But I had to (wo)man up and go in there, because it was time to sniff those Gorilla scents, at least the ones available locally. I skipped a few. Here are my thoughts on the ones I sampled, from least to most favorite:
Lust – “unashamedly carnal jasmine,” notes are jasmine, ylang ylang, rose, vanilla, sandalwood. Okay, it’s mighty indolic, and I’m not complaining about that – I like a dirty jasmine. But the first half-hour’s marred by that artificial-banana-candy smell I get sometimes from jasmine scents, and after that there’s still a plasticky note, and then the mothball note. Ugh. Maybe it’s better on you. Fun fact: I could smell this half a block away; my daughter is almost entirely anosmic to it.
The Smell of Freedom – notes are lemongrass, lemon myrtle, neroli, jasmine, ginger, fire tree, clove, black pepper, sandalwood, oudh, orris. I was sure this was going to be my favorite, and it’s not that it’s bad. But it smells like a pick-me-up tonic-scent from Body Shop or Origins, something they’d also have available in a soap and body wash. I was hugely disappointed, since based on those notes I was sure I’d love it. The girls said it smells like furniture polish.
Vanillary – Vanilla, jasmine, tonka. It’s got a buttery note I like, and would make a nice generic vanilla scent. My more critical daughters say it smells like something they could get at BBW. I think it’s better than that, but probably wouldn’t pay retail for it.

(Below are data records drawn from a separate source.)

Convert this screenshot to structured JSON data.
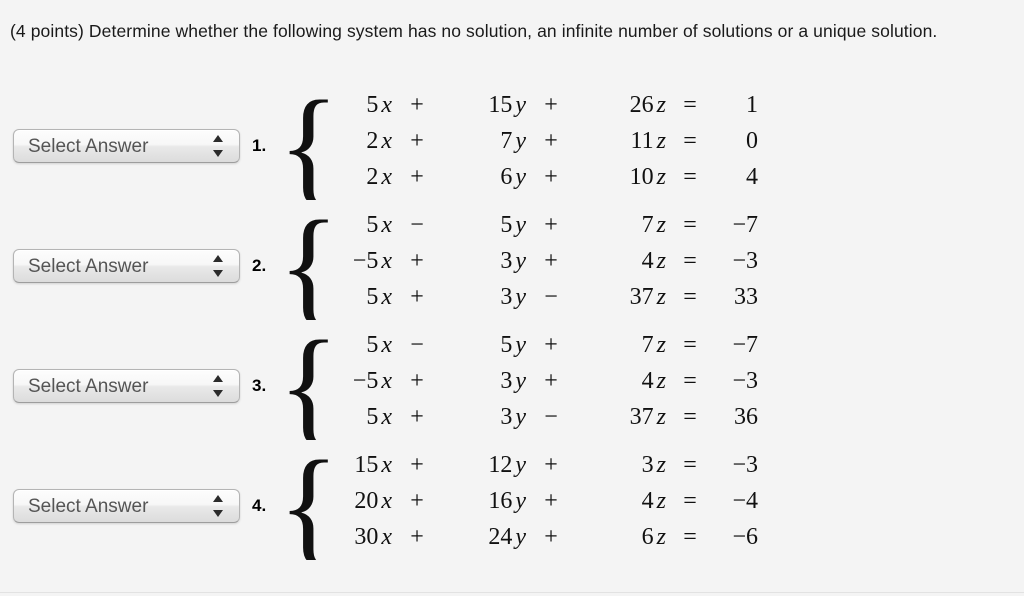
{
  "page": {
    "background_color": "#f4f4f4",
    "prompt": "(4 points) Determine whether the following system has no solution, an infinite number of solutions or a unique solution."
  },
  "select": {
    "label": "Select Answer",
    "stepper_up_icon": "triangle-up-icon",
    "stepper_down_icon": "triangle-down-icon"
  },
  "problems": [
    {
      "index": "1.",
      "equations": [
        {
          "c1": "5",
          "v1": "x",
          "op1": "+",
          "c2": "15",
          "v2": "y",
          "op2": "+",
          "c3": "26",
          "v3": "z",
          "eq": "=",
          "rhs": "1"
        },
        {
          "c1": "2",
          "v1": "x",
          "op1": "+",
          "c2": "7",
          "v2": "y",
          "op2": "+",
          "c3": "11",
          "v3": "z",
          "eq": "=",
          "rhs": "0"
        },
        {
          "c1": "2",
          "v1": "x",
          "op1": "+",
          "c2": "6",
          "v2": "y",
          "op2": "+",
          "c3": "10",
          "v3": "z",
          "eq": "=",
          "rhs": "4"
        }
      ]
    },
    {
      "index": "2.",
      "equations": [
        {
          "c1": "5",
          "v1": "x",
          "op1": "−",
          "c2": "5",
          "v2": "y",
          "op2": "+",
          "c3": "7",
          "v3": "z",
          "eq": "=",
          "rhs": "−7"
        },
        {
          "c1": "−5",
          "v1": "x",
          "op1": "+",
          "c2": "3",
          "v2": "y",
          "op2": "+",
          "c3": "4",
          "v3": "z",
          "eq": "=",
          "rhs": "−3"
        },
        {
          "c1": "5",
          "v1": "x",
          "op1": "+",
          "c2": "3",
          "v2": "y",
          "op2": "−",
          "c3": "37",
          "v3": "z",
          "eq": "=",
          "rhs": "33"
        }
      ]
    },
    {
      "index": "3.",
      "equations": [
        {
          "c1": "5",
          "v1": "x",
          "op1": "−",
          "c2": "5",
          "v2": "y",
          "op2": "+",
          "c3": "7",
          "v3": "z",
          "eq": "=",
          "rhs": "−7"
        },
        {
          "c1": "−5",
          "v1": "x",
          "op1": "+",
          "c2": "3",
          "v2": "y",
          "op2": "+",
          "c3": "4",
          "v3": "z",
          "eq": "=",
          "rhs": "−3"
        },
        {
          "c1": "5",
          "v1": "x",
          "op1": "+",
          "c2": "3",
          "v2": "y",
          "op2": "−",
          "c3": "37",
          "v3": "z",
          "eq": "=",
          "rhs": "36"
        }
      ]
    },
    {
      "index": "4.",
      "equations": [
        {
          "c1": "15",
          "v1": "x",
          "op1": "+",
          "c2": "12",
          "v2": "y",
          "op2": "+",
          "c3": "3",
          "v3": "z",
          "eq": "=",
          "rhs": "−3"
        },
        {
          "c1": "20",
          "v1": "x",
          "op1": "+",
          "c2": "16",
          "v2": "y",
          "op2": "+",
          "c3": "4",
          "v3": "z",
          "eq": "=",
          "rhs": "−4"
        },
        {
          "c1": "30",
          "v1": "x",
          "op1": "+",
          "c2": "24",
          "v2": "y",
          "op2": "+",
          "c3": "6",
          "v3": "z",
          "eq": "=",
          "rhs": "−6"
        }
      ]
    }
  ],
  "brace_glyph": "{"
}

Breath of God – Neroli, lemon, melon, jasmine, rose, vetiver, sandalwood, cedarwood, amber, musk. You remember this one, right? The one they went nuts over in Perfumes: The Guide, five stars, and at least half of you thought they were insane? Okay, so – I cried. I mean, I did that thing I do where my eyes well up and it’s a little embarrassing in Forever 21, because, yes, it moved me that much. It’s a place-smell, like the inside of the temple of the reclining Buddha we visited in Bangkok — not just incense, but humanity — damp earth, smoky air, strange fabrics… that glorious, foreign smell, of other-ness. It’s essentially a murky, smoked-incense that (if it goes all wrong on you) should be sprayed on your clothes, try that. It was oddly short-lived on my skin; and the drydown was a hair too sweet, focusing on the fruity floral bits. Again, on fabric, it’s perfect. If murky, earthy incense sounds horrible to you, skip it. If you are like me and believe there is no such thing as too many incense scents, well, you may want to brave LUSH and try it sometime.

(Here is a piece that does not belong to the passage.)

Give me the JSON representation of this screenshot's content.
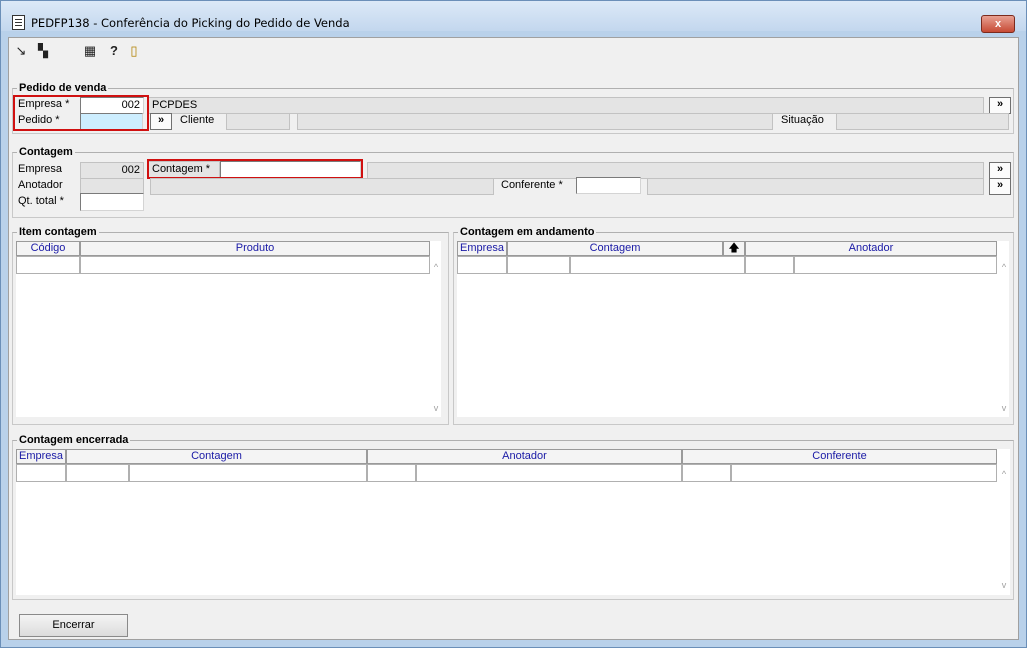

Karma – “inspired by hippies and head shops,” orange, patchouli, pine, lavandin, lemongrass, elemi, cassie. That description is so unfair, because this smells nothing like, say, a cheesy, medicinal patchouli or one of those “lotus rain” essential oils. It’s lovely, an inky-green scent somewhere between vetiver and pine, with a pale-straw-citrus note of lemongrass and a resiny base. I want a bottle. Okay, okay, and I want a bottle of Breath of God too.

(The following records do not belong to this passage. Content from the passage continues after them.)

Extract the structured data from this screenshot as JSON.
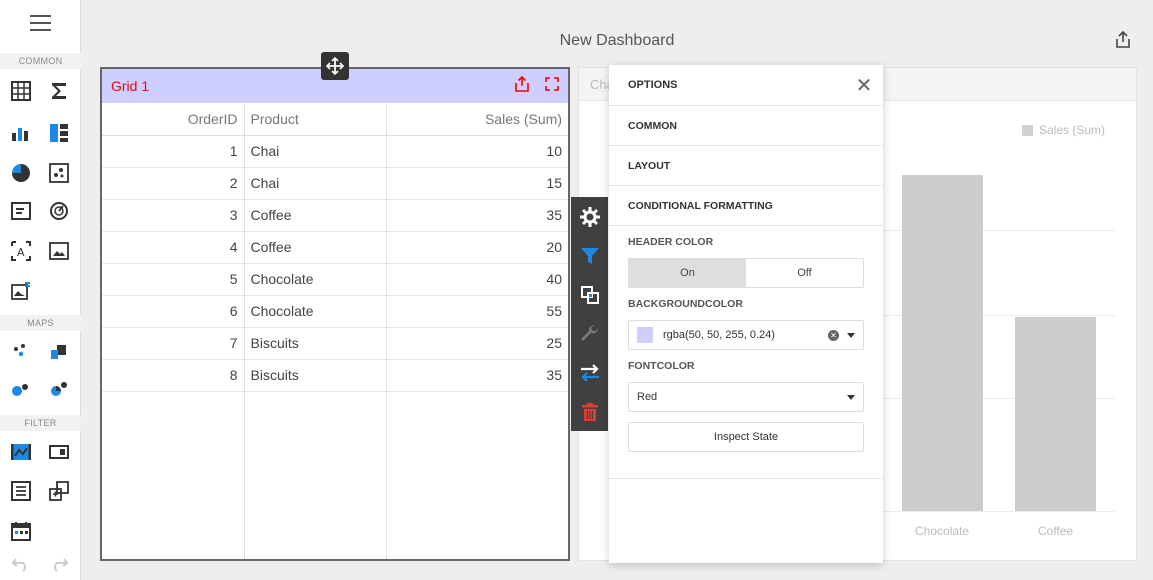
{
  "toolbox": {
    "groups": {
      "common": "COMMON",
      "maps": "MAPS",
      "filter": "FILTER"
    }
  },
  "dashboard": {
    "title": "New Dashboard"
  },
  "grid": {
    "caption": "Grid 1",
    "columns": [
      "OrderID",
      "Product",
      "Sales (Sum)"
    ],
    "rows": [
      {
        "id": "1",
        "product": "Chai",
        "sales": "10"
      },
      {
        "id": "2",
        "product": "Chai",
        "sales": "15"
      },
      {
        "id": "3",
        "product": "Coffee",
        "sales": "35"
      },
      {
        "id": "4",
        "product": "Coffee",
        "sales": "20"
      },
      {
        "id": "5",
        "product": "Chocolate",
        "sales": "40"
      },
      {
        "id": "6",
        "product": "Chocolate",
        "sales": "55"
      },
      {
        "id": "7",
        "product": "Biscuits",
        "sales": "25"
      },
      {
        "id": "8",
        "product": "Biscuits",
        "sales": "35"
      }
    ]
  },
  "chart": {
    "caption": "Cha",
    "legend": "Sales (Sum)",
    "categories": [
      "Chocolate",
      "Coffee"
    ],
    "colors": {
      "bar": "#cccccc"
    }
  },
  "options": {
    "title": "OPTIONS",
    "sections": [
      "COMMON",
      "LAYOUT",
      "CONDITIONAL FORMATTING"
    ],
    "header_color_label": "HEADER COLOR",
    "toggle_on": "On",
    "toggle_off": "Off",
    "bg_label": "BACKGROUNDCOLOR",
    "bg_value": "rgba(50, 50, 255, 0.24)",
    "font_label": "FONTCOLOR",
    "font_value": "Red",
    "inspect": "Inspect State"
  },
  "colors": {
    "accent": "#ff0000",
    "header_bg": "rgba(50,50,255,0.24)",
    "filter_icon": "#1e88e5",
    "delete_icon": "#e53935"
  }
}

Hot tip – according to the LUSH website, Breath of God is composed of 50% Inhale and 50% Exhale (their original scents, not available here.) If you find BOG too sweet in the drydown, throw some Karma on top, or spray them side by side on your sleeve. The combination is fantastic.
image: from LUSH site for Breath of God